• [Task statement]: Each record below must be written out again in exactly the same form.

▶

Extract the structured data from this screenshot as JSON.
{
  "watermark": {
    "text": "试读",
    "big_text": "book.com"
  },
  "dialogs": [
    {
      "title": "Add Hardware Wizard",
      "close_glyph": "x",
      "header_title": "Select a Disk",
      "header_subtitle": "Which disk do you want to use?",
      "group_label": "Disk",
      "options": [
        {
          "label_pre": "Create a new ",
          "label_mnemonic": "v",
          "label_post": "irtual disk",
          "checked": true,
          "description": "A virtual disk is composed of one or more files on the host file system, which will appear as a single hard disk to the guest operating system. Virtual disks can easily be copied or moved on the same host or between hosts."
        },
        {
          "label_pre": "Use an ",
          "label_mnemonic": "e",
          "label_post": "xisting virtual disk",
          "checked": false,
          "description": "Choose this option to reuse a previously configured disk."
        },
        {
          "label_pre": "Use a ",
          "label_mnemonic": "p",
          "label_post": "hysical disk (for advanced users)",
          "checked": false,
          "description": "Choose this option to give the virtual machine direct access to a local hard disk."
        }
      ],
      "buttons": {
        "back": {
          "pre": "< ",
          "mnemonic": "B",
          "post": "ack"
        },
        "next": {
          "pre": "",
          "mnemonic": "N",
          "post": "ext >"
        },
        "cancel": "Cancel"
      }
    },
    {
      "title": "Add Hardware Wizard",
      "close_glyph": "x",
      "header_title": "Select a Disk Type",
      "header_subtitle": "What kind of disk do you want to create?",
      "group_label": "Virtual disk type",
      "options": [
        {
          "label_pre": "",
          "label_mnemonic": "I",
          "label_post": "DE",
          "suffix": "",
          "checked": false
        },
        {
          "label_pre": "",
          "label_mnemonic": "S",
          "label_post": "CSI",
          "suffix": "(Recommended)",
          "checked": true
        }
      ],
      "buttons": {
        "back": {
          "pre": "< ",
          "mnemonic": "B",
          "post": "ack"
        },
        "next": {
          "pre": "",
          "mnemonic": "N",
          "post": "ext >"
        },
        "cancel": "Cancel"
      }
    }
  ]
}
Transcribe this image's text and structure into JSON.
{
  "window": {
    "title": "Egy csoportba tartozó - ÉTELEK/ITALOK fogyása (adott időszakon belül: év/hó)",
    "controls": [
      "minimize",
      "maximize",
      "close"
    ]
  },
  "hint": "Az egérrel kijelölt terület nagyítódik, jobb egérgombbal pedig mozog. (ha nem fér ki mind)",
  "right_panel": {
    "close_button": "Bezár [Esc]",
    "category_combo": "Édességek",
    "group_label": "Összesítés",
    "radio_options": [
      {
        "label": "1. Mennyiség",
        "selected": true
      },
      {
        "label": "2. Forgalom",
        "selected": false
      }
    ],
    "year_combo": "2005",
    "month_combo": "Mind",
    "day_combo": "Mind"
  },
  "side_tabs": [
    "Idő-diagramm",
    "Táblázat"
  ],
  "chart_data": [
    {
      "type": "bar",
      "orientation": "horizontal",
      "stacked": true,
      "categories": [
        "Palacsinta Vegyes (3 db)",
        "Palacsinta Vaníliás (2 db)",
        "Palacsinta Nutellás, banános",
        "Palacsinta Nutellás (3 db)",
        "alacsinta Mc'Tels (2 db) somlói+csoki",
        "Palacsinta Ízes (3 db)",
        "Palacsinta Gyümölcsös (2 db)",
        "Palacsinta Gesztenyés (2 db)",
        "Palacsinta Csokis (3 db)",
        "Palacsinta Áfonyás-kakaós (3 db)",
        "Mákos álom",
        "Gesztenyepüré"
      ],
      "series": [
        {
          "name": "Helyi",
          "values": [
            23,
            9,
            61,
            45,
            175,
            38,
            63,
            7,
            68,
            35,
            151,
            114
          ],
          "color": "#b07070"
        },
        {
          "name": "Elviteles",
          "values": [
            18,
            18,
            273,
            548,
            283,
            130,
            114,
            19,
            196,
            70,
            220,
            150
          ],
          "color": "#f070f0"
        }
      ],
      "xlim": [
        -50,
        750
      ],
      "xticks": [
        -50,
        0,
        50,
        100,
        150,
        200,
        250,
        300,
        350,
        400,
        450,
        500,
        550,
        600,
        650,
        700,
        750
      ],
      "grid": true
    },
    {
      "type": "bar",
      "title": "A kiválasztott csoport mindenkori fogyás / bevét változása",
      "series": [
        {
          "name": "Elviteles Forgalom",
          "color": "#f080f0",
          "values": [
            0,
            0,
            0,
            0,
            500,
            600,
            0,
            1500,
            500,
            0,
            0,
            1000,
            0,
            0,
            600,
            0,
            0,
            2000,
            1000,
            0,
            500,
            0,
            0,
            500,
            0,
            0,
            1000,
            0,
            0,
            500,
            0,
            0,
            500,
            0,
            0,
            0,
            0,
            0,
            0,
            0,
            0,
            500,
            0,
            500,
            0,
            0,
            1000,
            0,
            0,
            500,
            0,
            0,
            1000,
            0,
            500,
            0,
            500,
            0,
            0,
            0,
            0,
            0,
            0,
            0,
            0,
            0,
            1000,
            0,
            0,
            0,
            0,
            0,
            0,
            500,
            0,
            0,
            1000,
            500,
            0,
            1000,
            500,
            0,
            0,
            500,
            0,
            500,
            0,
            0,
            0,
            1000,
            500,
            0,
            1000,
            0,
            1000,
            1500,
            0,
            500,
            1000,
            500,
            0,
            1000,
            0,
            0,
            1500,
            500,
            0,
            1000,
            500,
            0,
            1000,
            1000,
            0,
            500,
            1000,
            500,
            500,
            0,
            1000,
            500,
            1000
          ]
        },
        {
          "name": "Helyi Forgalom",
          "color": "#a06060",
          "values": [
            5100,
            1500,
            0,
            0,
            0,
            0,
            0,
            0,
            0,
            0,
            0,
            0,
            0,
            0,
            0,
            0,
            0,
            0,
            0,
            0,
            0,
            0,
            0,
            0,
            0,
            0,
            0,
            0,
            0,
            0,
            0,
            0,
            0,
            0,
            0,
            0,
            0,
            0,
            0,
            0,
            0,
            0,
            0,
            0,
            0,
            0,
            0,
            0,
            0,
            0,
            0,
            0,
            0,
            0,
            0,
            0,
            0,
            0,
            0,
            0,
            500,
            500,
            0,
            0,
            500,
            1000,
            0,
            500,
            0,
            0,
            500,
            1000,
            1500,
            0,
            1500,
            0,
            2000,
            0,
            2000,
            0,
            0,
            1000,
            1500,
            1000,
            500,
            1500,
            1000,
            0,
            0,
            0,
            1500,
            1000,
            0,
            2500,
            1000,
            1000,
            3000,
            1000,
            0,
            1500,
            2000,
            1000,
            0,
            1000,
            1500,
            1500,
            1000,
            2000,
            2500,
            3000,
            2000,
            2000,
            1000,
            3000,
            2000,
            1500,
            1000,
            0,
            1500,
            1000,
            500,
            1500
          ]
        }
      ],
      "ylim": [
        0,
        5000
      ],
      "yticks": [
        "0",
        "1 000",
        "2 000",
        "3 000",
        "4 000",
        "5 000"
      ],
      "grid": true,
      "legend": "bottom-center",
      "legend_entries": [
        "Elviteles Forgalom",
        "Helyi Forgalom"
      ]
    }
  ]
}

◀

• [Task result]:
Extract the structured data from this screenshot as JSON.
{
  "watermark": {
    "text": "试读",
    "big_text": "book.com"
  },
  "dialogs": [
    {
      "title": "Add Hardware Wizard",
      "close_glyph": "x",
      "header_title": "Select a Disk",
      "header_subtitle": "Which disk do you want to use?",
      "group_label": "Disk",
      "options": [
        {
          "label_pre": "Create a new ",
          "label_mnemonic": "v",
          "label_post": "irtual disk",
          "checked": true,
          "description": "A virtual disk is composed of one or more files on the host file system, which will appear as a single hard disk to the guest operating system. Virtual disks can easily be copied or moved on the same host or between hosts."
        },
        {
          "label_pre": "Use an ",
          "label_mnemonic": "e",
          "label_post": "xisting virtual disk",
          "checked": false,
          "description": "Choose this option to reuse a previously configured disk."
        },
        {
          "label_pre": "Use a ",
          "label_mnemonic": "p",
          "label_post": "hysical disk (for advanced users)",
          "checked": false,
          "description": "Choose this option to give the virtual machine direct access to a local hard disk."
        }
      ],
      "buttons": {
        "back": {
          "pre": "< ",
          "mnemonic": "B",
          "post": "ack"
        },
        "next": {
          "pre": "",
          "mnemonic": "N",
          "post": "ext >"
        },
        "cancel": "Cancel"
      }
    },
    {
      "title": "Add Hardware Wizard",
      "close_glyph": "x",
      "header_title": "Select a Disk Type",
      "header_subtitle": "What kind of disk do you want to create?",
      "group_label": "Virtual disk type",
      "options": [
        {
          "label_pre": "",
          "label_mnemonic": "I",
          "label_post": "DE",
          "suffix": "",
          "checked": false
        },
        {
          "label_pre": "",
          "label_mnemonic": "S",
          "label_post": "CSI",
          "suffix": "(Recommended)",
          "checked": true
        }
      ],
      "buttons": {
        "back": {
          "pre": "< ",
          "mnemonic": "B",
          "post": "ack"
        },
        "next": {
          "pre": "",
          "mnemonic": "N",
          "post": "ext >"
        },
        "cancel": "Cancel"
      }
    }
  ]
}
Transcribe this image's text and structure into JSON.
{
  "window": {
    "title": "Egy csoportba tartozó - ÉTELEK/ITALOK fogyása (adott időszakon belül: év/hó)",
    "controls": [
      "minimize",
      "maximize",
      "close"
    ]
  },
  "hint": "Az egérrel kijelölt terület nagyítódik, jobb egérgombbal pedig mozog. (ha nem fér ki mind)",
  "right_panel": {
    "close_button": "Bezár [Esc]",
    "category_combo": "Édességek",
    "group_label": "Összesítés",
    "radio_options": [
      {
        "label": "1. Mennyiség",
        "selected": true
      },
      {
        "label": "2. Forgalom",
        "selected": false
      }
    ],
    "year_combo": "2005",
    "month_combo": "Mind",
    "day_combo": "Mind"
  },
  "side_tabs": [
    "Idő-diagramm",
    "Táblázat"
  ],
  "chart_data": [
    {
      "type": "bar",
      "orientation": "horizontal",
      "stacked": true,
      "categories": [
        "Palacsinta Vegyes (3 db)",
        "Palacsinta Vaníliás (2 db)",
        "Palacsinta Nutellás, banános",
        "Palacsinta Nutellás (3 db)",
        "alacsinta Mc'Tels (2 db) somlói+csoki",
        "Palacsinta Ízes (3 db)",
        "Palacsinta Gyümölcsös (2 db)",
        "Palacsinta Gesztenyés (2 db)",
        "Palacsinta Csokis (3 db)",
        "Palacsinta Áfonyás-kakaós (3 db)",
        "Mákos álom",
        "Gesztenyepüré"
      ],
      "series": [
        {
          "name": "Helyi",
          "values": [
            23,
            9,
            61,
            45,
            175,
            38,
            63,
            7,
            68,
            35,
            151,
            114
          ],
          "color": "#b07070"
        },
        {
          "name": "Elviteles",
          "values": [
            18,
            18,
            273,
            548,
            283,
            130,
            114,
            19,
            196,
            70,
            220,
            150
          ],
          "color": "#f070f0"
        }
      ],
      "xlim": [
        -50,
        750
      ],
      "xticks": [
        -50,
        0,
        50,
        100,
        150,
        200,
        250,
        300,
        350,
        400,
        450,
        500,
        550,
        600,
        650,
        700,
        750
      ],
      "grid": true
    },
    {
      "type": "bar",
      "title": "A kiválasztott csoport mindenkori fogyás / bevét változása",
      "series": [
        {
          "name": "Elviteles Forgalom",
          "color": "#f080f0",
          "values": [
            0,
            0,
            0,
            0,
            500,
            600,
            0,
            1500,
            500,
            0,
            0,
            1000,
            0,
            0,
            600,
            0,
            0,
            2000,
            1000,
            0,
            500,
            0,
            0,
            500,
            0,
            0,
            1000,
            0,
            0,
            500,
            0,
            0,
            500,
            0,
            0,
            0,
            0,
            0,
            0,
            0,
            0,
            500,
            0,
            500,
            0,
            0,
            1000,
            0,
            0,
            500,
            0,
            0,
            1000,
            0,
            500,
            0,
            500,
            0,
            0,
            0,
            0,
            0,
            0,
            0,
            0,
            0,
            1000,
            0,
            0,
            0,
            0,
            0,
            0,
            500,
            0,
            0,
            1000,
            500,
            0,
            1000,
            500,
            0,
            0,
            500,
            0,
            500,
            0,
            0,
            0,
            1000,
            500,
            0,
            1000,
            0,
            1000,
            1500,
            0,
            500,
            1000,
            500,
            0,
            1000,
            0,
            0,
            1500,
            500,
            0,
            1000,
            500,
            0,
            1000,
            1000,
            0,
            500,
            1000,
            500,
            500,
            0,
            1000,
            500,
            1000
          ]
        },
        {
          "name": "Helyi Forgalom",
          "color": "#a06060",
          "values": [
            5100,
            1500,
            0,
            0,
            0,
            0,
            0,
            0,
            0,
            0,
            0,
            0,
            0,
            0,
            0,
            0,
            0,
            0,
            0,
            0,
            0,
            0,
            0,
            0,
            0,
            0,
            0,
            0,
            0,
            0,
            0,
            0,
            0,
            0,
            0,
            0,
            0,
            0,
            0,
            0,
            0,
            0,
            0,
            0,
            0,
            0,
            0,
            0,
            0,
            0,
            0,
            0,
            0,
            0,
            0,
            0,
            0,
            0,
            0,
            0,
            500,
            500,
            0,
            0,
            500,
            1000,
            0,
            500,
            0,
            0,
            500,
            1000,
            1500,
            0,
            1500,
            0,
            2000,
            0,
            2000,
            0,
            0,
            1000,
            1500,
            1000,
            500,
            1500,
            1000,
            0,
            0,
            0,
            1500,
            1000,
            0,
            2500,
            1000,
            1000,
            3000,
            1000,
            0,
            1500,
            2000,
            1000,
            0,
            1000,
            1500,
            1500,
            1000,
            2000,
            2500,
            3000,
            2000,
            2000,
            1000,
            3000,
            2000,
            1500,
            1000,
            0,
            1500,
            1000,
            500,
            1500
          ]
        }
      ],
      "ylim": [
        0,
        5000
      ],
      "yticks": [
        "0",
        "1 000",
        "2 000",
        "3 000",
        "4 000",
        "5 000"
      ],
      "grid": true,
      "legend": "bottom-center",
      "legend_entries": [
        "Elviteles Forgalom",
        "Helyi Forgalom"
      ]
    }
  ]
}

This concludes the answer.